Secession Era Editorials Project

"Forewarned, Forarmed."

Natchez, Mississippi, Courier [Opposition]

(18 November 1859)

The Secretary of War, as we have already stated, seems to have had timely notice of the plot which led to the late outbreak at Harper's Ferry, but the warning being anonymous, it was regarded, we suppose, as unworthy of attention. Perhaps, says the Mobile Tribune, it would have met the same fate if it had not been anonymous. History is full of such examples. The authorities in British India had received more than one intimation of what was to happen months before the breaking out of the mutiny at Meerut; and the horrors of Cawnpore and Delhi might have been averted by timely precaution. Julius Ceasar was forewarned of his fate when on his way to the capitol. The British nobleman who received anonymous information of the Gunpowder plot was wiser.

The truth is, continues the Tribune, there is a false pride that deters men from appearing to suspect of uncertain danger. The dread of ridicule, or of the imputation of timidity, is so strong that we do not like to incur even the appearance of apprehension. It is a weakness, nevertheless.

May not a useful lesson be drawn from these experiences? Perhaps there never was a wilder or more foolish enterprise -- leaving entirely out of view the atrocity of the thing -- than that undertaken by Brown and his confederates at Harper's Ferry.
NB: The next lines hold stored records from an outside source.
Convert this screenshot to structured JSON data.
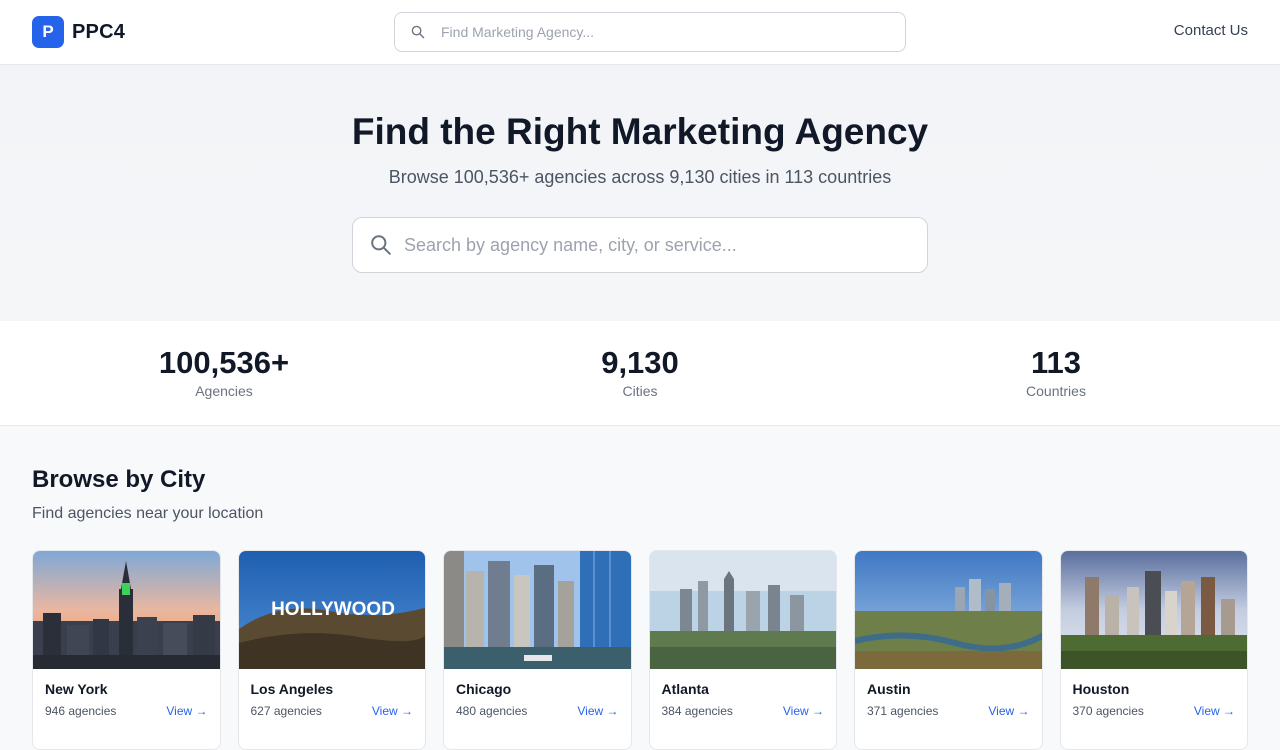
{
  "header": {
    "logo_letter": "P",
    "logo_text": "PPC4",
    "search_placeholder": "Find Marketing Agency...",
    "contact_label": "Contact Us"
  },
  "hero": {
    "title": "Find the Right Marketing Agency",
    "subtitle": "Browse 100,536+ agencies across 9,130 cities in 113 countries",
    "search_placeholder": "Search by agency name, city, or service..."
  },
  "stats": [
    {
      "value": "100,536+",
      "label": "Agencies"
    },
    {
      "value": "9,130",
      "label": "Cities"
    },
    {
      "value": "113",
      "label": "Countries"
    }
  ],
  "browse": {
    "title": "Browse by City",
    "subtitle": "Find agencies near your location",
    "cities": [
      {
        "name": "New York",
        "count": "946 agencies",
        "view": "View →"
      },
      {
        "name": "Los Angeles",
        "count": "627 agencies",
        "view": "View →",
        "sign_text": "HOLLYWOOD"
      },
      {
        "name": "Chicago",
        "count": "480 agencies",
        "view": "View →"
      },
      {
        "name": "Atlanta",
        "count": "384 agencies",
        "view": "View →"
      },
      {
        "name": "Austin",
        "count": "371 agencies",
        "view": "View →"
      },
      {
        "name": "Houston",
        "count": "370 agencies",
        "view": "View →"
      }
    ]
  },
  "colors": {
    "accent": "#2563eb",
    "text": "#111827",
    "muted": "#6b7280"
  },
  "icons": {
    "search": "search-icon"
  }
}
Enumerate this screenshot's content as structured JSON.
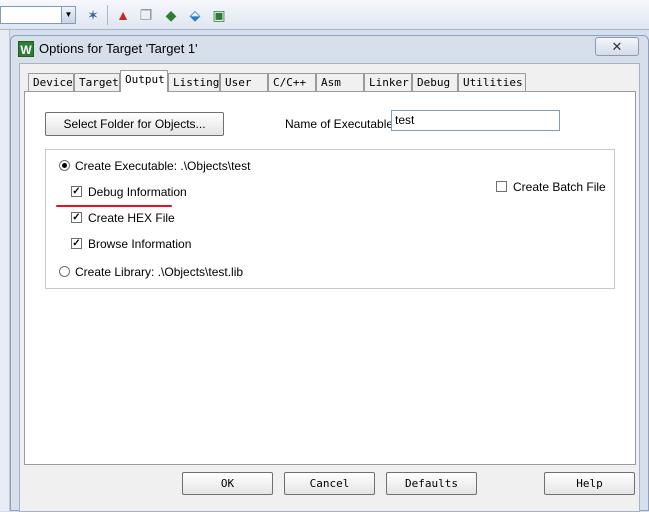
{
  "toolbar": {
    "combo_value": "",
    "icons": [
      "wand-icon",
      "build-icon",
      "window-icon",
      "diamond-icon",
      "download-icon",
      "options-icon"
    ]
  },
  "dialog": {
    "title": "Options for Target 'Target 1'",
    "app_icon_letter": "W",
    "close_glyph": "✕"
  },
  "tabs": [
    {
      "label": "Device"
    },
    {
      "label": "Target"
    },
    {
      "label": "Output",
      "active": true
    },
    {
      "label": "Listing"
    },
    {
      "label": "User"
    },
    {
      "label": "C/C++"
    },
    {
      "label": "Asm"
    },
    {
      "label": "Linker"
    },
    {
      "label": "Debug"
    },
    {
      "label": "Utilities"
    }
  ],
  "output": {
    "select_folder_label": "Select Folder for Objects...",
    "name_exe_label": "Name of Executable:",
    "name_exe_value": "test",
    "create_executable_label": "Create Executable:  .\\Objects\\test",
    "create_executable_selected": true,
    "debug_info_label": "Debug Information",
    "debug_info_checked": true,
    "create_hex_label": "Create HEX File",
    "create_hex_checked": true,
    "browse_info_label": "Browse Information",
    "browse_info_checked": true,
    "create_library_label": "Create Library:  .\\Objects\\test.lib",
    "create_library_selected": false,
    "create_batch_label": "Create Batch File",
    "create_batch_checked": false
  },
  "buttons": {
    "ok": "OK",
    "cancel": "Cancel",
    "defaults": "Defaults",
    "help": "Help"
  },
  "colors": {
    "accent_underline": "#e0141e",
    "title_bar": "#d6dfea"
  }
}
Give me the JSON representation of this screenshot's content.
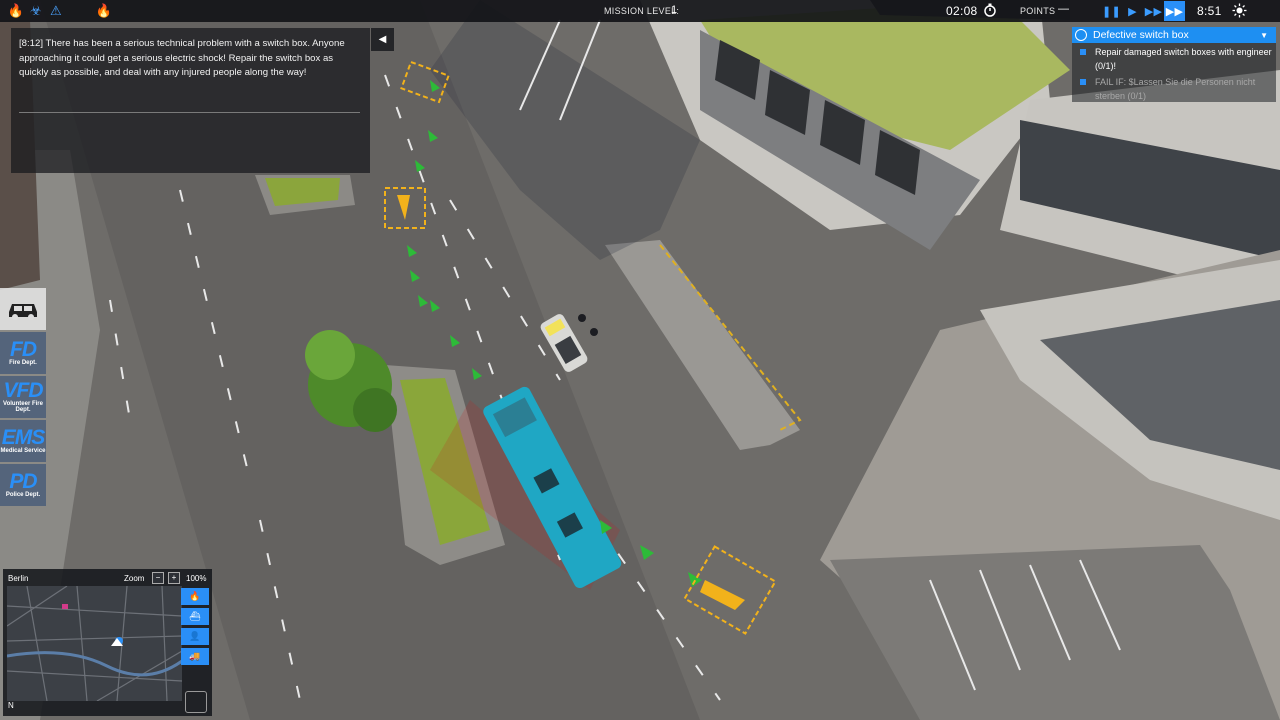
{
  "topbar": {
    "alert_icons": [
      "fire-alert-icon",
      "biohazard-alert-icon",
      "police-alert-icon",
      "fire-alert-icon"
    ],
    "mission_level_label": "MISSION LEVEL:",
    "mission_level": "1",
    "elapsed_time": "02:08",
    "points_label": "POINTS",
    "points_value": "—",
    "speed_controls": [
      "pause",
      "play",
      "fast",
      "fastest"
    ],
    "speed_glyphs": [
      "❚❚",
      "▶",
      "▶▶",
      "▶▶"
    ],
    "active_speed": "fastest",
    "game_time": "8:51"
  },
  "message": {
    "text": "[8:12] There has been a serious technical problem with a switch box. Anyone approaching it could get a serious electric shock! Repair the switch box as quickly as possible, and deal with any injured people along the way!",
    "collapse_glyph": "◀"
  },
  "objective": {
    "title": "Defective switch box",
    "dropdown_glyph": "▼",
    "tasks": [
      {
        "text": "Repair damaged switch boxes with engineer (0/1)!",
        "state": "active"
      },
      {
        "text": "FAIL IF: $Lassen Sie die Personen nicht sterben (0/1)",
        "state": "fail"
      }
    ]
  },
  "sidebar": {
    "items": [
      {
        "id": "vehicles",
        "big": "",
        "small": "",
        "icon": "car-icon"
      },
      {
        "id": "fd",
        "big": "FD",
        "small": "Fire Dept."
      },
      {
        "id": "vfd",
        "big": "VFD",
        "small": "Volunteer Fire Dept."
      },
      {
        "id": "ems",
        "big": "EMS",
        "small": "Medical Service"
      },
      {
        "id": "pd",
        "big": "PD",
        "small": "Police Dept."
      }
    ]
  },
  "minimap": {
    "city": "Berlin",
    "zoom_label": "Zoom",
    "zoom_minus": "−",
    "zoom_plus": "+",
    "zoom_value": "100%",
    "compass": "N",
    "tools": [
      "fire-icon",
      "ship-icon",
      "person-icon",
      "truck-icon"
    ]
  },
  "colors": {
    "accent": "#2a8ff7",
    "objective_header": "#1e8ff2",
    "bus": "#1fa7c4",
    "route_arrows": "#2dbb38",
    "marker": "#f2b21b"
  }
}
And yet the man evidently possessed the means for setting on foot a formidable conspiracy, and the courage and skill to put it in execution.

It proves very clearly that the folly and madness of such a plot, considered with reference to its ultimate results, is no reason for treating the premonitions of it with contempt or incredulity. "An ounce of prevention is better than a pound of cure," and vigilance is the price, not only of liberty, but of safety.

It so happened, that on the very morning on which the fight occurred at Harper's Ferry, we were in company with a friend, when the conversation turned upon the subject of the spasmodic apprehension that sometimes attacks a community, with reference to just such an occurrence as that which Brown attempted to get up. Our friend related a case in point, from his own experience, and appeared to regard it as indicating an undue readiness to give way to suspicion. Of course we should condemn anything like a nervous anxiety, and above all any disposition to attach suspicion of treason or conspiracy to individuals, without the most palpable proof. In fact, there is already too great proneness to this in some parts of the country. But at the same time a judicious vigilance is necessary to the welfare of any community, however peaceful, so long as human nature continues to be corrupt; nor should any warning, such as that received by the Secretary of War, be regarded as necessarily insignificant. A madman, or a set of madmen, let loose, may be very sure of being eventually and speedily checked, but it is better to check them before they are turned loose.


This document was produced as part of a document analysis project by Lloyd Benson, Department of History, Furman University. (Proofing info: Entered by Lloyd Benson. .) This electronic version may not be copied, or linked to, or otherwise used for commercial purposes, (including textbook or publication-related websites) without prior written permission. The views expressed in this document are for educational, historical, and scholarly use only, and are not intended to represent the views of the project contributors or Furman University.